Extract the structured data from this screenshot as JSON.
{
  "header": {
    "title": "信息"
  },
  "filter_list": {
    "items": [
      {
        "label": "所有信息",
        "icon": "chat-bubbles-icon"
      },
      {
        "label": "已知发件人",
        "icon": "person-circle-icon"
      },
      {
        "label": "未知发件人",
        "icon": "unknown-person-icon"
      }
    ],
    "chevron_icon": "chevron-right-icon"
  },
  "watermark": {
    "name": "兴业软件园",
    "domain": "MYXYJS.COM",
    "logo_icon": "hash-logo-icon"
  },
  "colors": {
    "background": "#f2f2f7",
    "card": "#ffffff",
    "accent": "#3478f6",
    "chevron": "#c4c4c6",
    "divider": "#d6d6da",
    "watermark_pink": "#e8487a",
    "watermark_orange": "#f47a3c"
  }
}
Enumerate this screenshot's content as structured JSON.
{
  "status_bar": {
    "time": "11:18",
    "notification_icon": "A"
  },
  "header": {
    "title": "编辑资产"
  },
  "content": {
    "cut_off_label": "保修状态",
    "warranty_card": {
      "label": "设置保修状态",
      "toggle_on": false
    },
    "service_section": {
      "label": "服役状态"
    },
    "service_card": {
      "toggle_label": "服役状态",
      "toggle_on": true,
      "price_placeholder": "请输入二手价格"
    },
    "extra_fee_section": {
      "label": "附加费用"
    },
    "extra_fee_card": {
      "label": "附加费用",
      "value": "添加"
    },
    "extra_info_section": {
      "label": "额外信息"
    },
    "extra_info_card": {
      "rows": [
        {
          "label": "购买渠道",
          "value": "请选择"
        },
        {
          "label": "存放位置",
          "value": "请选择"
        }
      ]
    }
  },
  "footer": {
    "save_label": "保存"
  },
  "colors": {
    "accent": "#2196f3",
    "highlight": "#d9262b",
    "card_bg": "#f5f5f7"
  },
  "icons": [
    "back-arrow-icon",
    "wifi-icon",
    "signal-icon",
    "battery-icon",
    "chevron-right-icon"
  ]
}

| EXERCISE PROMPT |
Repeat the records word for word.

| ANSWER SECTION |
Extract the structured data from this screenshot as JSON.
{
  "header": {
    "title": "信息"
  },
  "filter_list": {
    "items": [
      {
        "label": "所有信息",
        "icon": "chat-bubbles-icon"
      },
      {
        "label": "已知发件人",
        "icon": "person-circle-icon"
      },
      {
        "label": "未知发件人",
        "icon": "unknown-person-icon"
      }
    ],
    "chevron_icon": "chevron-right-icon"
  },
  "watermark": {
    "name": "兴业软件园",
    "domain": "MYXYJS.COM",
    "logo_icon": "hash-logo-icon"
  },
  "colors": {
    "background": "#f2f2f7",
    "card": "#ffffff",
    "accent": "#3478f6",
    "chevron": "#c4c4c6",
    "divider": "#d6d6da",
    "watermark_pink": "#e8487a",
    "watermark_orange": "#f47a3c"
  }
}
Enumerate this screenshot's content as structured JSON.
{
  "status_bar": {
    "time": "11:18",
    "notification_icon": "A"
  },
  "header": {
    "title": "编辑资产"
  },
  "content": {
    "cut_off_label": "保修状态",
    "warranty_card": {
      "label": "设置保修状态",
      "toggle_on": false
    },
    "service_section": {
      "label": "服役状态"
    },
    "service_card": {
      "toggle_label": "服役状态",
      "toggle_on": true,
      "price_placeholder": "请输入二手价格"
    },
    "extra_fee_section": {
      "label": "附加费用"
    },
    "extra_fee_card": {
      "label": "附加费用",
      "value": "添加"
    },
    "extra_info_section": {
      "label": "额外信息"
    },
    "extra_info_card": {
      "rows": [
        {
          "label": "购买渠道",
          "value": "请选择"
        },
        {
          "label": "存放位置",
          "value": "请选择"
        }
      ]
    }
  },
  "footer": {
    "save_label": "保存"
  },
  "colors": {
    "accent": "#2196f3",
    "highlight": "#d9262b",
    "card_bg": "#f5f5f7"
  },
  "icons": [
    "back-arrow-icon",
    "wifi-icon",
    "signal-icon",
    "battery-icon",
    "chevron-right-icon"
  ]
}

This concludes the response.